With the Nissan LEAF, the most important thing is learning and understanding the car's range and what it is best used for. I've learned not to expect the car to do something it wasn't designed to do. The Nissan LEAF is an amazing city car, with a huge range for short to medium trips. It isn't the vehicle for driving super long distances unless you've got a lot of time up your sleeve and don't mind slowly charging your car at a bunch of different places.
But the charging stations are getting better and better too. They are building more rapid charge stations, one in Coffs Harbour. It'll be great once the infrastructure keeps up with the technology!
How do you charge the Nissan LEAF at home, when you are using it day to day?
There's a plug in the back and you just plug it straight into the powerpoint in the garage if you've got one. Easy as that! And if you've got solar panels at home then you are powering your car with the sun! I just make sure that the car is charged overnight and it always gets me where I need to go.
Wow, that's amazing that it isn't that difficult to use renewable energy to charge your car! With new technology it isn't always the most accessible, what kind of budget are people looking at these days to do something like that?

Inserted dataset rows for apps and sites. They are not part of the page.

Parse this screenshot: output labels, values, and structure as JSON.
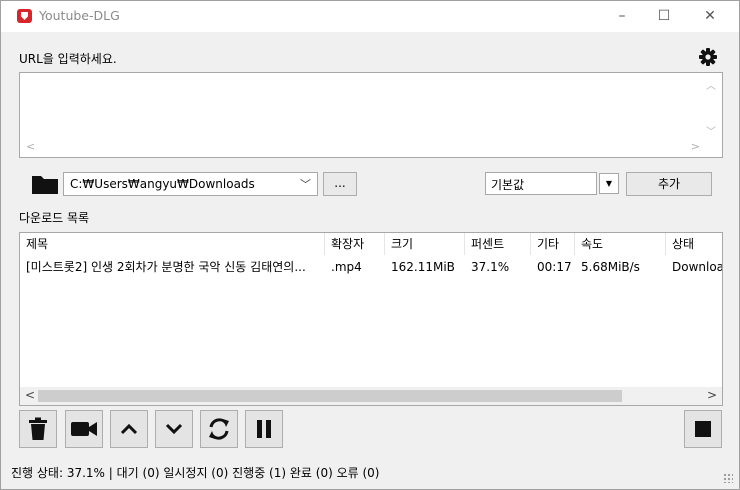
{
  "window": {
    "title": "Youtube-DLG",
    "minimize": "–",
    "maximize": "☐",
    "close": "✕"
  },
  "url": {
    "label": "URL을 입력하세요."
  },
  "path": {
    "value": "C:₩Users₩angyu₩Downloads",
    "browse_label": "..."
  },
  "format": {
    "selected": "기본값"
  },
  "add_label": "추가",
  "download_list": {
    "label": "다운로드 목록",
    "columns": [
      "제목",
      "확장자",
      "크기",
      "퍼센트",
      "기타",
      "속도",
      "상태"
    ],
    "rows": [
      {
        "title": "[미스트롯2] 인생 2회차가 분명한 국악 신동 김태연의...",
        "ext": ".mp4",
        "size": "162.11MiB",
        "percent": "37.1%",
        "eta": "00:17",
        "speed": "5.68MiB/s",
        "status": "Downloading"
      }
    ]
  },
  "toolbar": {
    "icons": [
      "trash-icon",
      "video-camera-icon",
      "arrow-up-icon",
      "arrow-down-icon",
      "reload-icon",
      "pause-icon",
      "stop-icon"
    ]
  },
  "status_bar": "진행 상태: 37.1% | 대기 (0) 일시정지 (0) 진행중 (1) 완료 (0) 오류 (0)",
  "colors": {
    "accent": "#d6262b",
    "background": "#f0f0f0"
  }
}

The Nissan LEAF starts at around $53,000 (AUD), so it's a lot more affordable than a lot of other electric cars. I am excited for it to become even more accessible for lots of people, the more demand there is. Now that I've got an electric vehicle I will never buy another petrol car again.
For me, this is another step to living with the least impact on the planet and getting me closer to a net carbon zero life. Transport is one of the largest contributors to climate change and electric vehicles are already here and will soon we will hopefully all have the chance to be driving around in electric vehicles when they are accessible and cheaper!

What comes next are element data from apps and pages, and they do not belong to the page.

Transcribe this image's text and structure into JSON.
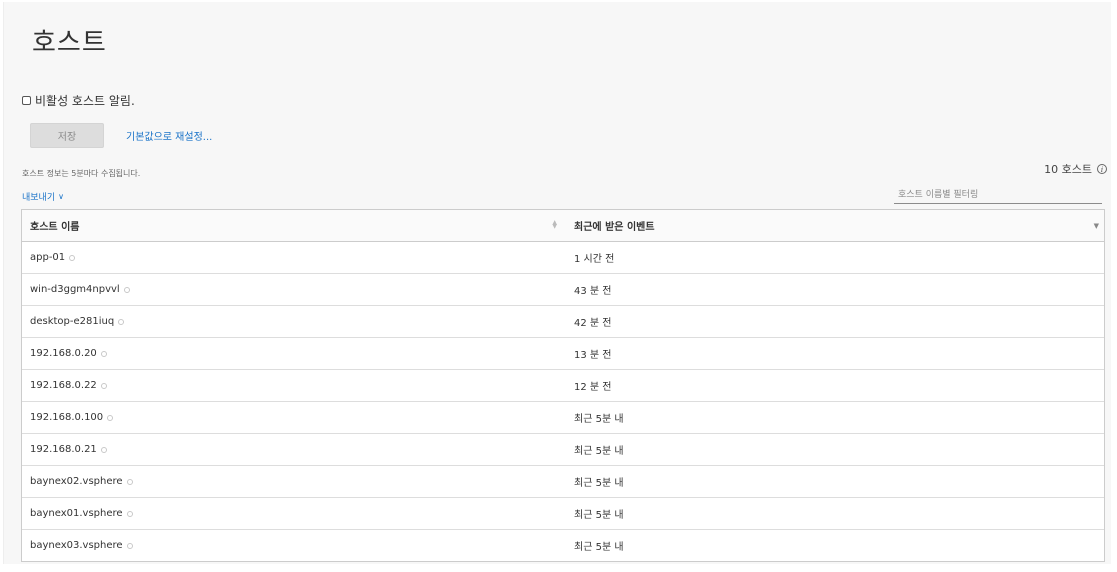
{
  "page": {
    "title": "호스트"
  },
  "settings": {
    "inactive_alert_label": "비활성 호스트 알림.",
    "inactive_alert_checked": false,
    "save_label": "저장",
    "reset_label": "기본값으로 재설정..."
  },
  "toolbar": {
    "info_text": "호스트 정보는 5분마다 수집됩니다.",
    "host_count": "10 호스트",
    "export_label": "내보내기",
    "filter_placeholder": "호스트 이름별 필터링"
  },
  "table": {
    "columns": [
      "호스트 이름",
      "최근에 받은 이벤트"
    ],
    "rows": [
      {
        "host": "app-01",
        "event": "1 시간 전"
      },
      {
        "host": "win-d3ggm4npvvl",
        "event": "43 분 전"
      },
      {
        "host": "desktop-e281iuq",
        "event": "42 분 전"
      },
      {
        "host": "192.168.0.20",
        "event": "13 분 전"
      },
      {
        "host": "192.168.0.22",
        "event": "12 분 전"
      },
      {
        "host": "192.168.0.100",
        "event": "최근 5분 내"
      },
      {
        "host": "192.168.0.21",
        "event": "최근 5분 내"
      },
      {
        "host": "baynex02.vsphere",
        "event": "최근 5분 내"
      },
      {
        "host": "baynex01.vsphere",
        "event": "최근 5분 내"
      },
      {
        "host": "baynex03.vsphere",
        "event": "최근 5분 내"
      }
    ]
  },
  "colors": {
    "link": "#1a73c8",
    "disabled_button": "#dddddd",
    "background": "#f7f7f7"
  }
}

What makes you feel the best about driving the Nissan LEAF?
Without a doubt, knowing that the car itself creates zero emissions is an incredible feeling, it really is. I know that the electric vehicle story isn't perfect yet because of the available infrastructure, but for me, being able to drive around town in a car that is powered by our home solar panels gives me such a feeling of empowerment. My trip to work is quite a long one to do daily on public transport and being able to drive an electric car without the guilt that came with driving my petrol car makes it worth it. And it is so quiet!
[Header image: Natalie charging her Nissan LEAF where was staying in Barrington Tops]